      babyboomer57
      • RE: Splashtop: Linux for Windows users

        @babyboomer57 The trick is you need to determine how many miles of copper are in your PC, then divide the that by the number of people currently in the state of Nebraska, and finally divide by zero... but seriously Linux toys are fun to play with, but you're right in that they rarely ever work out of the box - and I have a lap top with near identical specs except it's a 2.0Ghz dualie... it crushes 7 it idles around 500MB of consumed memory, which is actually about 80MB lower than what my Ubuntu (LL) system idles at. 99% of the time when someone gripes about Windows it's because of aftermarket bloatware installed by Dell/Gateway etc. and they don't know how to clean it off.
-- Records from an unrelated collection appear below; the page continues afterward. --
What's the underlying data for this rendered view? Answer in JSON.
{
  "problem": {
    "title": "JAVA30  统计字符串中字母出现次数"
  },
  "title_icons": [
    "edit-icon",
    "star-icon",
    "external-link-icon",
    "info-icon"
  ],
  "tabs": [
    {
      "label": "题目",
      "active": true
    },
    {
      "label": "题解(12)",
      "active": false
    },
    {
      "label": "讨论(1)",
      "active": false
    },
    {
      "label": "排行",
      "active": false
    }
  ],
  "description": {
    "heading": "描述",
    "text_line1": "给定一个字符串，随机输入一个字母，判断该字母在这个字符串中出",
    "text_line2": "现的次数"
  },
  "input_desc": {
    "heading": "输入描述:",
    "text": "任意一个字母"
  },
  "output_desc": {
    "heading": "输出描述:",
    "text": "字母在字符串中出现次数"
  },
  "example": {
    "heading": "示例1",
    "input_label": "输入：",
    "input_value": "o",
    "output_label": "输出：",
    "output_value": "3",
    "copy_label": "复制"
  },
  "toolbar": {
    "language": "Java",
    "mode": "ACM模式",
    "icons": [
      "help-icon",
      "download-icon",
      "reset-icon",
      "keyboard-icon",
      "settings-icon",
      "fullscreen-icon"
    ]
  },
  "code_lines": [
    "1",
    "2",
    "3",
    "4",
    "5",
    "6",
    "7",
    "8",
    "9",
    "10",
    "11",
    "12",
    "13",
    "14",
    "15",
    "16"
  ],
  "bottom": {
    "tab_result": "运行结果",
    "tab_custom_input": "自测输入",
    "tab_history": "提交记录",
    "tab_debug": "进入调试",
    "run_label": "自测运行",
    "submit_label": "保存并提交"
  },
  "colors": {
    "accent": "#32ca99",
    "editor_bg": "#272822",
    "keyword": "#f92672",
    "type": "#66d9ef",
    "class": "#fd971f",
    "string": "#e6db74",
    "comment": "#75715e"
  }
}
My lap's a Gateway that came stock with Vista (that I ran a WAMP stack off of for a while) I spent around an hour getting the garbage Gateway put on off of it and it worked like a champ, most problems with Vista were also, sorry to say - PEBKAC.

        *Edit: And I did time it, my 7 system booted from power off in 23 seconds.
        ITSamurai